Work task
Each line below should be written out exactly, with none skipped.

Data records
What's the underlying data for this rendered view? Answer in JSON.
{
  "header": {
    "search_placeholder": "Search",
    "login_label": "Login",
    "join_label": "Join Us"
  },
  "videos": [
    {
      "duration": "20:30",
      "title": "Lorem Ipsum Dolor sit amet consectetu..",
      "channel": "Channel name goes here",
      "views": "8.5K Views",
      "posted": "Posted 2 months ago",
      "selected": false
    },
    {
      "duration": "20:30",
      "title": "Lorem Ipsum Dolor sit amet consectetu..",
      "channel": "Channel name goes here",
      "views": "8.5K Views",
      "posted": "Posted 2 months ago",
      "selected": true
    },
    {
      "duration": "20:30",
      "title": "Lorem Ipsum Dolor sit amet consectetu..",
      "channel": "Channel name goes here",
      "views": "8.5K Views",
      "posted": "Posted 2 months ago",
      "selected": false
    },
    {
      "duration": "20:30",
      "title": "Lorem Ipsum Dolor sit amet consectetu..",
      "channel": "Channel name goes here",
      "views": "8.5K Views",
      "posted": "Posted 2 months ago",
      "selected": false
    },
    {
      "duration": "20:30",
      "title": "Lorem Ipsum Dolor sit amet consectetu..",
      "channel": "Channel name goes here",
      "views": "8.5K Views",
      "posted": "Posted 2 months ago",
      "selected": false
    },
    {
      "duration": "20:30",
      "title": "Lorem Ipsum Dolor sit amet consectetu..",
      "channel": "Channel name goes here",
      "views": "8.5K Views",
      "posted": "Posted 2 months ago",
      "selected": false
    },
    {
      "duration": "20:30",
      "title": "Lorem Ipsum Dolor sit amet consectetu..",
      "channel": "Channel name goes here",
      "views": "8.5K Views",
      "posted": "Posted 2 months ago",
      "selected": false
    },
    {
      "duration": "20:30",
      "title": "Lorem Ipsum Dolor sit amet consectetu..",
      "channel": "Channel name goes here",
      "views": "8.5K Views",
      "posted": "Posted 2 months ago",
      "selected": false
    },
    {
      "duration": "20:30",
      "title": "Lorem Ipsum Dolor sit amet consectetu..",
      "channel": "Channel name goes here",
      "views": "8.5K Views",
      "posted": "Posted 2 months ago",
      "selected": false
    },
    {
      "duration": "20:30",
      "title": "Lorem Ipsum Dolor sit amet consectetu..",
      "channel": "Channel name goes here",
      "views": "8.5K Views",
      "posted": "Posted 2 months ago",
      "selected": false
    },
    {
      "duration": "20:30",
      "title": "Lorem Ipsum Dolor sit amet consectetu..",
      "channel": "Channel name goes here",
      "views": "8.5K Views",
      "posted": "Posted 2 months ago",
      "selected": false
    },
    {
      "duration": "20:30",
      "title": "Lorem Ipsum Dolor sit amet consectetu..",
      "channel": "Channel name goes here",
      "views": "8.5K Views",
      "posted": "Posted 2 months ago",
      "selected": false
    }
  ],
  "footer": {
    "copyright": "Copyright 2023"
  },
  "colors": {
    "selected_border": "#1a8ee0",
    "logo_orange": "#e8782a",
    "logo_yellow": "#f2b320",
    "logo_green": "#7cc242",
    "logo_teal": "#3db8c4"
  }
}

Answer section
What's the underlying data for this rendered view? Answer in JSON.
{
  "header": {
    "search_placeholder": "Search",
    "login_label": "Login",
    "join_label": "Join Us"
  },
  "videos": [
    {
      "duration": "20:30",
      "title": "Lorem Ipsum Dolor sit amet consectetu..",
      "channel": "Channel name goes here",
      "views": "8.5K Views",
      "posted": "Posted 2 months ago",
      "selected": false
    },
    {
      "duration": "20:30",
      "title": "Lorem Ipsum Dolor sit amet consectetu..",
      "channel": "Channel name goes here",
      "views": "8.5K Views",
      "posted": "Posted 2 months ago",
      "selected": true
    },
    {
      "duration": "20:30",
      "title": "Lorem Ipsum Dolor sit amet consectetu..",
      "channel": "Channel name goes here",
      "views": "8.5K Views",
      "posted": "Posted 2 months ago",
      "selected": false
    },
    {
      "duration": "20:30",
      "title": "Lorem Ipsum Dolor sit amet consectetu..",
      "channel": "Channel name goes here",
      "views": "8.5K Views",
      "posted": "Posted 2 months ago",
      "selected": false
    },
    {
      "duration": "20:30",
      "title": "Lorem Ipsum Dolor sit amet consectetu..",
      "channel": "Channel name goes here",
      "views": "8.5K Views",
      "posted": "Posted 2 months ago",
      "selected": false
    },
    {
      "duration": "20:30",
      "title": "Lorem Ipsum Dolor sit amet consectetu..",
      "channel": "Channel name goes here",
      "views": "8.5K Views",
      "posted": "Posted 2 months ago",
      "selected": false
    },
    {
      "duration": "20:30",
      "title": "Lorem Ipsum Dolor sit amet consectetu..",
      "channel": "Channel name goes here",
      "views": "8.5K Views",
      "posted": "Posted 2 months ago",
      "selected": false
    },
    {
      "duration": "20:30",
      "title": "Lorem Ipsum Dolor sit amet consectetu..",
      "channel": "Channel name goes here",
      "views": "8.5K Views",
      "posted": "Posted 2 months ago",
      "selected": false
    },
    {
      "duration": "20:30",
      "title": "Lorem Ipsum Dolor sit amet consectetu..",
      "channel": "Channel name goes here",
      "views": "8.5K Views",
      "posted": "Posted 2 months ago",
      "selected": false
    },
    {
      "duration": "20:30",
      "title": "Lorem Ipsum Dolor sit amet consectetu..",
      "channel": "Channel name goes here",
      "views": "8.5K Views",
      "posted": "Posted 2 months ago",
      "selected": false
    },
    {
      "duration": "20:30",
      "title": "Lorem Ipsum Dolor sit amet consectetu..",
      "channel": "Channel name goes here",
      "views": "8.5K Views",
      "posted": "Posted 2 months ago",
      "selected": false
    },
    {
      "duration": "20:30",
      "title": "Lorem Ipsum Dolor sit amet consectetu..",
      "channel": "Channel name goes here",
      "views": "8.5K Views",
      "posted": "Posted 2 months ago",
      "selected": false
    }
  ],
  "footer": {
    "copyright": "Copyright 2023"
  },
  "colors": {
    "selected_border": "#1a8ee0",
    "logo_orange": "#e8782a",
    "logo_yellow": "#f2b320",
    "logo_green": "#7cc242",
    "logo_teal": "#3db8c4"
  }
}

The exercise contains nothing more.